**Task description**
Working from the entries below, count every line that includes the word "name". Return the figure alone.

- Opening Delimiter -

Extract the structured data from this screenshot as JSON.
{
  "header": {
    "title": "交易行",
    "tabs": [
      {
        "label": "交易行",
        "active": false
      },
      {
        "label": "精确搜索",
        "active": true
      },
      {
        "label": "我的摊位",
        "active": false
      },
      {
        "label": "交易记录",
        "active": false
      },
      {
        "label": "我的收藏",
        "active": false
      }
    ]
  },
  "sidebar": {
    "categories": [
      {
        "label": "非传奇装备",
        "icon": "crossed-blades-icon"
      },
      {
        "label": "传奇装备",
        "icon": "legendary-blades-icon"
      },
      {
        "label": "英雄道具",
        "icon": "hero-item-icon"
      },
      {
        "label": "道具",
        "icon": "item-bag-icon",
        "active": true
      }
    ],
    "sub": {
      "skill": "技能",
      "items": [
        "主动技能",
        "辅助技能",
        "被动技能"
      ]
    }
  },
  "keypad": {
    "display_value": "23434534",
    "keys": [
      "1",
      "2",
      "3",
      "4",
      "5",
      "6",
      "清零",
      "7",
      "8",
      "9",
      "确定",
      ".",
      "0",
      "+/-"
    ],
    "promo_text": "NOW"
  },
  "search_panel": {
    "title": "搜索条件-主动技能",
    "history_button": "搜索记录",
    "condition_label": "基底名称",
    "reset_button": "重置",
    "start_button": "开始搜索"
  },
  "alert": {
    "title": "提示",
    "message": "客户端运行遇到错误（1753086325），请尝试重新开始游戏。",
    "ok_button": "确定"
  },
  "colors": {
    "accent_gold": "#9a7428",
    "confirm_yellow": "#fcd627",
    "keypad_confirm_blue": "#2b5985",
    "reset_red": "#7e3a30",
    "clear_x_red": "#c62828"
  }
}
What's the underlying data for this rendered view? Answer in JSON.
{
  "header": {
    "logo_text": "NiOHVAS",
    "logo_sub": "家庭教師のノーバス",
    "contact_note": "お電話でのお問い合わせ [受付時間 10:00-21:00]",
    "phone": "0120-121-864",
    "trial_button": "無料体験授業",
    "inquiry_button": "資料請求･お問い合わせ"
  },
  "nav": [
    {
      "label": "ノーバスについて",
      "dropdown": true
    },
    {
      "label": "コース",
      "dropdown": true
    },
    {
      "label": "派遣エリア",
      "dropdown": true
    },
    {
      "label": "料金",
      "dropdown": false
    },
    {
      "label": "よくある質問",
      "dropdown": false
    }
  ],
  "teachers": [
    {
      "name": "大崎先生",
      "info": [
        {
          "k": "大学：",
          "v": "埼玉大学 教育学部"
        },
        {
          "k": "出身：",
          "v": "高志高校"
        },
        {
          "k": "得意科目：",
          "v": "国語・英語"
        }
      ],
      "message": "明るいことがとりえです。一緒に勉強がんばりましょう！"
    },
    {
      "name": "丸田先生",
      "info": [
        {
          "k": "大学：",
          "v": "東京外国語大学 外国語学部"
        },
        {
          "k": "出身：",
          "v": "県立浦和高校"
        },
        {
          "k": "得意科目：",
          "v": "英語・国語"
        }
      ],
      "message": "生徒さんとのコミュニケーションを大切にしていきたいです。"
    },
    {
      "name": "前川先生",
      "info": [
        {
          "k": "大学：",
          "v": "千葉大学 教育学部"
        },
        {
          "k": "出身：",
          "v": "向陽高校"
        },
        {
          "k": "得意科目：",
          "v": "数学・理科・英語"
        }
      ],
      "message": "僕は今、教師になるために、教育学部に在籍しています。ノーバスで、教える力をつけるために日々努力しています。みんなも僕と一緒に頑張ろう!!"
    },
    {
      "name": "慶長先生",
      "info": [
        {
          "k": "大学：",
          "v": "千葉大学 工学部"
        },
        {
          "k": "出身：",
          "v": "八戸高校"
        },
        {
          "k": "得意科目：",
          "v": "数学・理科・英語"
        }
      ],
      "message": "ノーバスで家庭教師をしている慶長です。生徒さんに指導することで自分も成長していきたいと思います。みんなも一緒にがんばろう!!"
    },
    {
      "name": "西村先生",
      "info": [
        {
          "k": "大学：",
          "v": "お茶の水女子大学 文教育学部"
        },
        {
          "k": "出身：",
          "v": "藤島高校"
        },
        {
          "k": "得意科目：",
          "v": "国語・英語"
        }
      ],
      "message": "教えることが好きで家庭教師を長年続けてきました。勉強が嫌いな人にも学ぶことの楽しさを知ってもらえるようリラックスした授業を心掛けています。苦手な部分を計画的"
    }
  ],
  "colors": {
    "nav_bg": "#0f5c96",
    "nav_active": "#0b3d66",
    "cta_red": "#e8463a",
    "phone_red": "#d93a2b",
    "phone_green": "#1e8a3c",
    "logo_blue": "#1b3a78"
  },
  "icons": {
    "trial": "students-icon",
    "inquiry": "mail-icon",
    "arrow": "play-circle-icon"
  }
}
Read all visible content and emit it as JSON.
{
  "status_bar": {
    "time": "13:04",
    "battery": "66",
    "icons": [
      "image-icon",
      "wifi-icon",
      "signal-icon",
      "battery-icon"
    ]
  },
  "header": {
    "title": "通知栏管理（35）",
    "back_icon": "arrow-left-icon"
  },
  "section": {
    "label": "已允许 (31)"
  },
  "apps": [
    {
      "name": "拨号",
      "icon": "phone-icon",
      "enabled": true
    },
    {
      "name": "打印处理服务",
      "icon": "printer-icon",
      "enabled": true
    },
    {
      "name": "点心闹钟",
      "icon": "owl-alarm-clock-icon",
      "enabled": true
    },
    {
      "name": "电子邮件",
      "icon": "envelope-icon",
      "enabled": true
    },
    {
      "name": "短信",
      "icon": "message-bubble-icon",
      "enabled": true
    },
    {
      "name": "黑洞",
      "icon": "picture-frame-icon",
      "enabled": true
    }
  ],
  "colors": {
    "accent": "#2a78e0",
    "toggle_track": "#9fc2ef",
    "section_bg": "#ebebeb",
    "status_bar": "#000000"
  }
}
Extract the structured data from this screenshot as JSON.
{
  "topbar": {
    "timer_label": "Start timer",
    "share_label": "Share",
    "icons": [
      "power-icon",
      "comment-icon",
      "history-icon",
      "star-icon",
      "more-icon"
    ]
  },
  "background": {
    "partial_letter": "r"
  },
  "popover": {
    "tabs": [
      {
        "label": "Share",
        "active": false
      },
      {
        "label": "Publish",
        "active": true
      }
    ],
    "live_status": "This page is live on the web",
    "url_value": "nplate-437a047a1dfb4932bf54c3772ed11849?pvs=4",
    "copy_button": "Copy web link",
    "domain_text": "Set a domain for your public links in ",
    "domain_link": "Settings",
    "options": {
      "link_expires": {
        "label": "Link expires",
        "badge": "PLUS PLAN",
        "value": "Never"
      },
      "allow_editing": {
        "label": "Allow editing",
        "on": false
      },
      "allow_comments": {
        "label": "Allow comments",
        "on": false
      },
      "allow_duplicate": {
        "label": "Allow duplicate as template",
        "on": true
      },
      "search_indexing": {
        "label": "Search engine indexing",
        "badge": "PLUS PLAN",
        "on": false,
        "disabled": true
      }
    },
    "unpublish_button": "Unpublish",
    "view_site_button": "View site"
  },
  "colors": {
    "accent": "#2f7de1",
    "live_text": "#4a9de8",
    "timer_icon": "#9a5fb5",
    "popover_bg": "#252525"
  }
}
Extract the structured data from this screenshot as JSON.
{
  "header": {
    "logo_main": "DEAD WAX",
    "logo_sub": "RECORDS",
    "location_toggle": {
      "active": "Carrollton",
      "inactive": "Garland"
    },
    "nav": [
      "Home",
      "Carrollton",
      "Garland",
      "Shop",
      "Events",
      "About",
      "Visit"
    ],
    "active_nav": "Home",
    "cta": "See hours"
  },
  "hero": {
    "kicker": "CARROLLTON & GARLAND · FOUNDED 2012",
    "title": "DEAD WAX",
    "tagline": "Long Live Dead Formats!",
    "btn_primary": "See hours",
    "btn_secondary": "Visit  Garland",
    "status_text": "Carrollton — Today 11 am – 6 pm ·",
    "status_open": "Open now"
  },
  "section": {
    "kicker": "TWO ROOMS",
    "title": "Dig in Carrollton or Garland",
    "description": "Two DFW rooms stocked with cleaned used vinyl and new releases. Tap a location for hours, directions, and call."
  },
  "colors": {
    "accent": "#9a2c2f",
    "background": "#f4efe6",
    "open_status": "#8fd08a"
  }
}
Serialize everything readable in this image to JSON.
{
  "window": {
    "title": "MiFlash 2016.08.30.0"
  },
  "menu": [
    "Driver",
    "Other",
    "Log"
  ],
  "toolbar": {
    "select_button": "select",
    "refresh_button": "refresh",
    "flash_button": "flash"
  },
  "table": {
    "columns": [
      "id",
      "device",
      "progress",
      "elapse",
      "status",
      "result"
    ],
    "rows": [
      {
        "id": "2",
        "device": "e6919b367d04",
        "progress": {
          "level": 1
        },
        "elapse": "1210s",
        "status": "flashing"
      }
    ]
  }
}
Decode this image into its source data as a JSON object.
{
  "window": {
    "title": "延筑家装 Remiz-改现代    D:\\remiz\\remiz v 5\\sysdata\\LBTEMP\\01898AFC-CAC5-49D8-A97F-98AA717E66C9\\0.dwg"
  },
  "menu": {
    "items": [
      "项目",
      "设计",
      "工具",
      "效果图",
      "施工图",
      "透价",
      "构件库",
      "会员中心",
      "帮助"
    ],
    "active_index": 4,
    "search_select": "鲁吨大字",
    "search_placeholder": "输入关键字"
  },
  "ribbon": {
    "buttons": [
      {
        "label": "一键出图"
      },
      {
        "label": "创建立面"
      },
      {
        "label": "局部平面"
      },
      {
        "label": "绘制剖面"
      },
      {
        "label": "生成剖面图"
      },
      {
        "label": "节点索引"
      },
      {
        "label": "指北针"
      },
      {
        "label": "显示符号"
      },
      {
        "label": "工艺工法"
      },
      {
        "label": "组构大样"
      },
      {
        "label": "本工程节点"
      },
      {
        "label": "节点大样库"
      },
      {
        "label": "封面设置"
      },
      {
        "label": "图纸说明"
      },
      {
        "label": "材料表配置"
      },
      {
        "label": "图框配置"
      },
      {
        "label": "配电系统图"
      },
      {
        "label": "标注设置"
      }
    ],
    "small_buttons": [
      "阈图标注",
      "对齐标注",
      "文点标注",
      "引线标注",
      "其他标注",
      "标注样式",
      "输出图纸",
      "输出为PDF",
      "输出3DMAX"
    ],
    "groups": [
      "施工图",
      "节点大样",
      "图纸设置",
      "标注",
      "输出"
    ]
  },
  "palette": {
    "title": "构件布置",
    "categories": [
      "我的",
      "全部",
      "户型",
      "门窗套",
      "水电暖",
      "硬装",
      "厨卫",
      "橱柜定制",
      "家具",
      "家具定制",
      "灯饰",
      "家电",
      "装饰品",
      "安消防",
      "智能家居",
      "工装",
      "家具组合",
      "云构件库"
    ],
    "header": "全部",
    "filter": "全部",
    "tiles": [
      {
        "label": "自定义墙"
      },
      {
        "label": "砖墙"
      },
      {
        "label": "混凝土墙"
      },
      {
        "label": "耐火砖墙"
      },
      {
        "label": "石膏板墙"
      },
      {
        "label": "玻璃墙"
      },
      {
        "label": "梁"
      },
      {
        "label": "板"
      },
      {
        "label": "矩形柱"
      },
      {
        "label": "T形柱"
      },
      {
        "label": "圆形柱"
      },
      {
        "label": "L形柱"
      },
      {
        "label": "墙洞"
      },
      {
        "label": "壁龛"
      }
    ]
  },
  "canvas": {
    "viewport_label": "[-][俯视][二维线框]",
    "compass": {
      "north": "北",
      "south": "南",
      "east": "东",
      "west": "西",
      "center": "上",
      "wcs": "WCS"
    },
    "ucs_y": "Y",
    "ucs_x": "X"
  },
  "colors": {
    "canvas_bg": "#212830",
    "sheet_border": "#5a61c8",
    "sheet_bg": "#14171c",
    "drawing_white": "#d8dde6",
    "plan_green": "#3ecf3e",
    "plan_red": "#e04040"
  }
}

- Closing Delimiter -

**Solution for this task**
11